North Carolina and South Carolina have signed off on federal permits to begin offshore seismic surveys for oil and gas, erasing any hope among anti-drilling groups that the state's governors would use the Coastal Zone Management Act to slow the momentum toward granting East Coast energy leases.
South Carolina environmental regulators last week agreed to an initial permit from the federal Bureau of Ocean Energy Management (BOEM) that would allow the geophysical firm Spectrum GEO to start surveying. Earlier, BOEM permits for Spectrum and Ion's Geo GX Technology group were agreed to by North Carolina state officials.
Both states sought additional environmental conditions for the project, beyond those that BOEM is likely to require for marine mammals and endangered species, including the migratory northern right whale. North Carolina wants seismic testing to halt during peak recreational fishing seasons, and South Carolina wants a suspension during the peak spring/summer beach-nesting season for sea turtles.
Spectrum had sought a permit for surveys closer to shore than the 50-mile buffer that has been proposed by BOEM. South Carolina is now calling for testing to be limited to waters at depths about 40 miles offshore. The state’s move reflects concerns raised by the South Carolina Environmental Law Project and other critics.
Politically the federal plan for offshore leasing has split the Carolinas to an extent between tourism-dependent coastal communities and larger pro-business development forces. But governors Pat McCrory of North Carolina and Nikki Haley of South Carolina have come down squarely on the side of offshore energy development.
South Carolina’s demand for conditions on the permit shows coastal communities and conservation groups are having some effect on the debate, said Amy Armstrong, executive director of the South Carolina Environmental Law Project.
“From our perspective, it does a little bit to protect the turtle season. It does do some things,” Armstrong said. But ultimately, “there isn’t enough (oil and gas potential) out there to make it worth the risk,” she added.
South Carolina’s support for offshore exploration may not be deep, Armstrong said. “The governor’s not aggressively pushing it,” Armstrong said. On the other hand, with cities and towns including Charleston, Columbia, Beaufort and Georgetown, “you’ve got all these municipalities coming out aggressively against it, so that’s got to have some pressure.

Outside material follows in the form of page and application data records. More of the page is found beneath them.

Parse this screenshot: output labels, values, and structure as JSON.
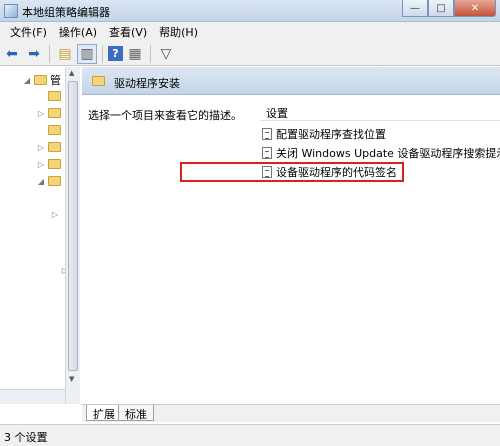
{
  "window": {
    "title": "本地组策略编辑器",
    "buttons": {
      "minimize": "—",
      "maximize": "□",
      "close": "✕"
    }
  },
  "menu": [
    "文件(F)",
    "操作(A)",
    "查看(V)",
    "帮助(H)"
  ],
  "toolbar": {
    "icons": [
      "back-arrow-icon",
      "forward-arrow-icon",
      "up-folder-icon",
      "show-hide-tree-icon",
      "help-icon",
      "properties-icon",
      "filter-icon"
    ]
  },
  "tree": {
    "top_item_label": "管"
  },
  "right_pane": {
    "header_title": "驱动程序安装",
    "description": "选择一个项目来查看它的描述。",
    "column_header": "设置",
    "rows": [
      "配置驱动程序查找位置",
      "关闭 Windows Update 设备驱动程序搜索提示",
      "设备驱动程序的代码签名"
    ],
    "highlight_color": "#d9231f"
  },
  "tabs": [
    "扩展",
    "标准"
  ],
  "status": "3 个设置"
}
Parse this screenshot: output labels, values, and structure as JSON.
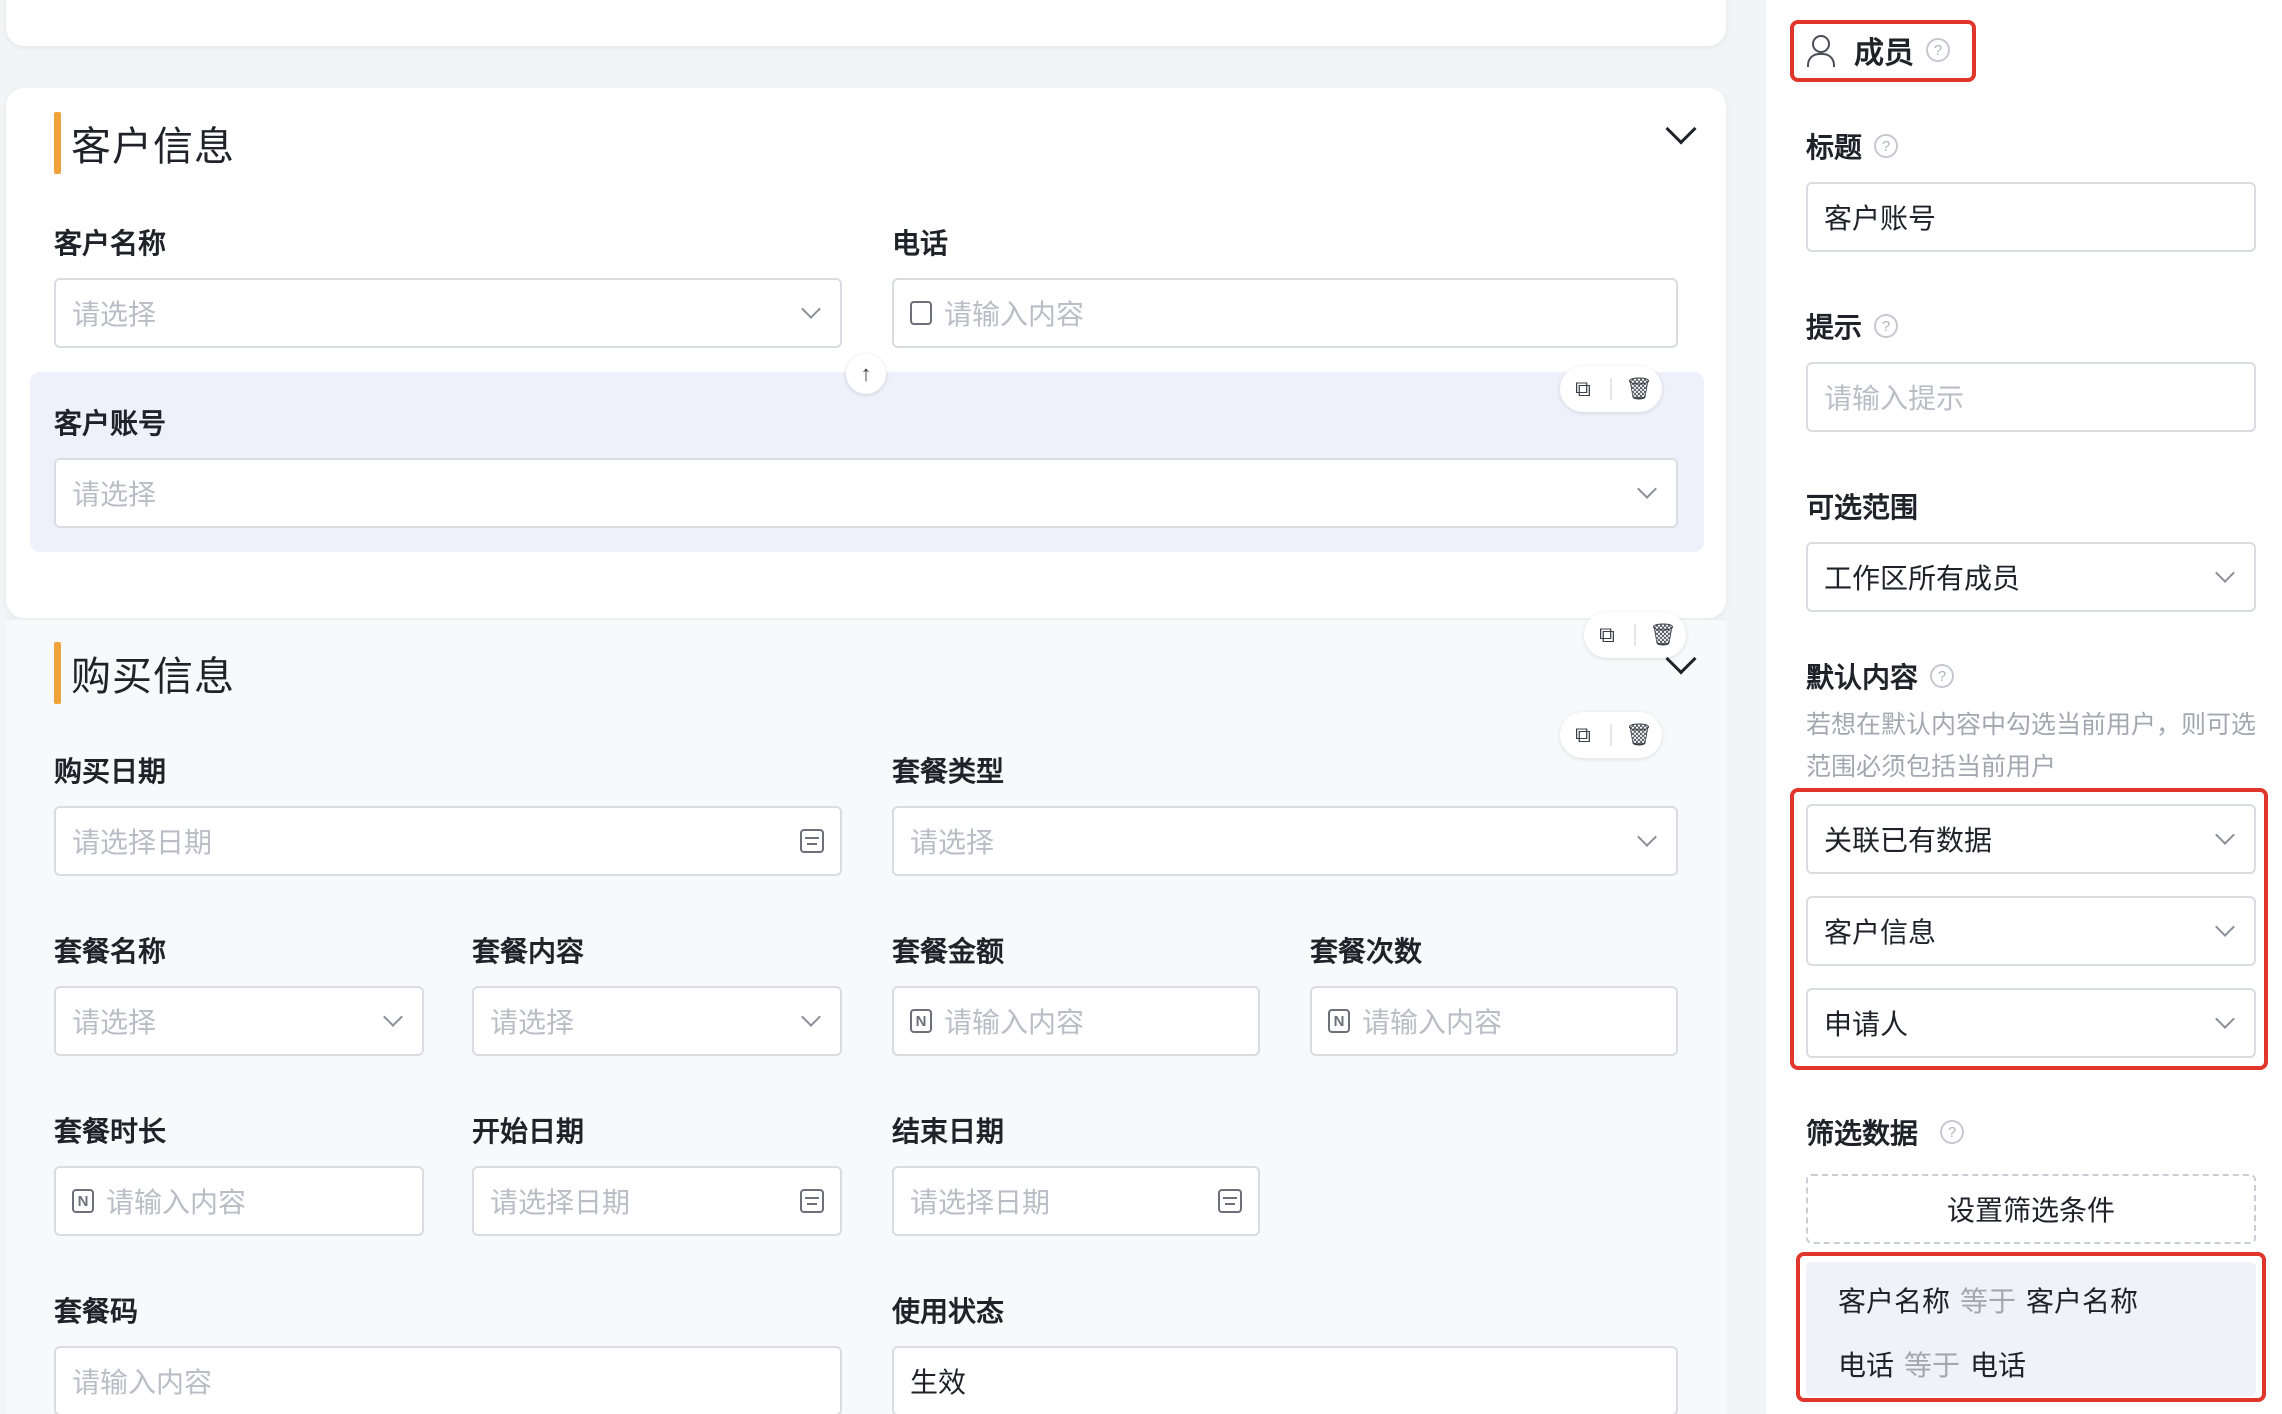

“There’s a good chance this seismic permit is going to be challenged. I don’t think it’s a done deal at all,” Armstrong said.